**What you will do:** Lines in which "highlight" appears should be pulled from the data below.

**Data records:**

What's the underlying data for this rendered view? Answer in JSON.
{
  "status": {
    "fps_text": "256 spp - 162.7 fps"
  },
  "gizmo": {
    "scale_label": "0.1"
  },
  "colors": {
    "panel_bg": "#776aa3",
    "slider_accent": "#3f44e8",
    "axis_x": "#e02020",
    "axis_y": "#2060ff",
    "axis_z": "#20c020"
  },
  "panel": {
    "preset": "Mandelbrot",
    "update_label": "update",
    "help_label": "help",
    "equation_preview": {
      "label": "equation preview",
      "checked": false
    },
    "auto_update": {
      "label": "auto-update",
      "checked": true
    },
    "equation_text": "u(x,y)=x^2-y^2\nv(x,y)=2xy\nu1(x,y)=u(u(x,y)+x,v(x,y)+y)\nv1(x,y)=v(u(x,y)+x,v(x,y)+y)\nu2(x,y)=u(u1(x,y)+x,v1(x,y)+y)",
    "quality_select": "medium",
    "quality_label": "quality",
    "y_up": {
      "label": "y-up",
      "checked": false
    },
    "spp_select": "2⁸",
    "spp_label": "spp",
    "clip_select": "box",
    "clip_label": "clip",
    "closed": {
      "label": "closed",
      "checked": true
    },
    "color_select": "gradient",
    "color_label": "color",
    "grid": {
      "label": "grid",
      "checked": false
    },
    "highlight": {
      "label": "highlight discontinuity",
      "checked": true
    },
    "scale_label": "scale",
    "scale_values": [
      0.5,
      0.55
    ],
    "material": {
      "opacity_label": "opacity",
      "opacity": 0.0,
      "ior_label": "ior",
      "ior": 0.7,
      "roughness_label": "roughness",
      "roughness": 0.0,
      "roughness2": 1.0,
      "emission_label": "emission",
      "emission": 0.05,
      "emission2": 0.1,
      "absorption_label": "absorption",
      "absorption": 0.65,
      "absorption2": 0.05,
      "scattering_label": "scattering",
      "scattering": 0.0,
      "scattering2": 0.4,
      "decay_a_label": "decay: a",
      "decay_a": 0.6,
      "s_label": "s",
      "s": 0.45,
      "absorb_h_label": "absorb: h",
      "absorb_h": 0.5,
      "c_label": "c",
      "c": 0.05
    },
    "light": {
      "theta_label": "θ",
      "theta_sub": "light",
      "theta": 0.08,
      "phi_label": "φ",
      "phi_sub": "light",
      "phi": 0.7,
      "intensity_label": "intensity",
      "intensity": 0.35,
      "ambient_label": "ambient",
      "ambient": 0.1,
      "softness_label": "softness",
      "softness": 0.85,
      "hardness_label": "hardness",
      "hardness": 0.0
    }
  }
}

**Exercise answer:**
    "highlight": {
      "label": "highlight discontinuity",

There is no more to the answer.